But the amazing thing is that the planet’s distance from the star puts it in the Goldilocks Zone: the region where liquid water could exist on its surface! (...)[Via Razib Khan]
If you’re too close to a star, it’s too hot to support liquid water. If you’re too far, it freezes. This defines a rough region from the star — the Goldilocks Zone, for obvious reasons — where liquid water can exist on the surface of a planet. This depends on the star, of course, but also on other factors like the planet’s atmosphere; Venus could have liquid water, but its super-thick atmosphere produces a runaway greenhouse effect which has heated it to 460° C (900° F). If Mars had a thick atmosphere, it might support liquid water! So the planet itself matters here too.

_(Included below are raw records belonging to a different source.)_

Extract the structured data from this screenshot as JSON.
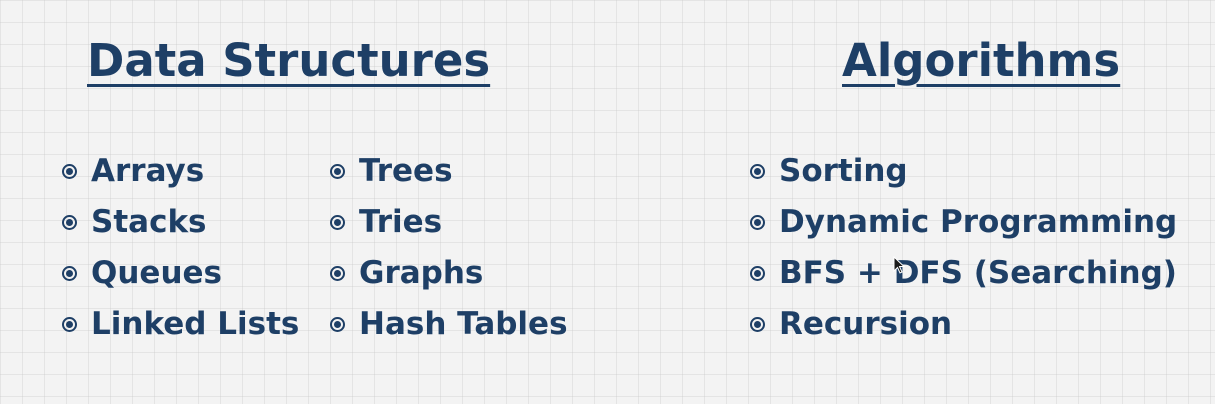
{
  "data_structures": {
    "heading": "Data Structures",
    "column1": [
      "Arrays",
      "Stacks",
      "Queues",
      "Linked Lists"
    ],
    "column2": [
      "Trees",
      "Tries",
      "Graphs",
      "Hash Tables"
    ]
  },
  "algorithms": {
    "heading": "Algorithms",
    "items": [
      "Sorting",
      "Dynamic Programming",
      "BFS + DFS (Searching)",
      "Recursion"
    ]
  },
  "colors": {
    "text": "#1e3f66",
    "background": "#f3f3f3"
  },
  "icons": {
    "bullet": "radio-bullet-icon",
    "cursor": "mouse-pointer-icon"
  }
}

Gliese 581g, as the new planet is called, is in the zone where the temperature is just right. And with a mass of just three times that of the Earth, it’s unlikely to be a gas giant.
However, this does not mean the planet is habitable, or even very Earthlike. It may not even have any water on it at all. For now, we can’t know these things, so beware of any media breathlessly talking about life on this planet, or how we could live there.
There are some things we can speculate on with some solid footing. The orbital period of 37 days puts it pretty close to the star – since the star is a red dwarf, it’s cooler than the Sun, so being closer doesn’t necessarily mean you overheat. But it does mean the star exerts strong tides on the planet, which have the effect of slowing the planet’s rotation until it equals the orbital period. This has almost certainly happened to this planet, so in other words, one day on this planet = one year, and the planet always shows the same face to its star like the Moon does to the Earth.
That makes things a bit dicier for habitability. The side facing the star may get very hot, while the dark side gets very cold. If the planet has an atmosphere that gets mitigated somewhat (the hot air on the day side will flow over to the night side and vice versa, smoothing out the highs and lows in temperature), and may make the planet more clement. However, we have no clue if this planet has an atmosphere at all.
I also want to note that the mass found (3x Earth) is the minimum mass of the planet! It may be more massive, though it’s unlikely to be much more. The Doppler method doesn’t give an exact mass, only a lower limit. That’s frustrating, but that’s the way the math works out.
Thursday, September 30, 2010
Publicada por Miguel Madeira em 11:28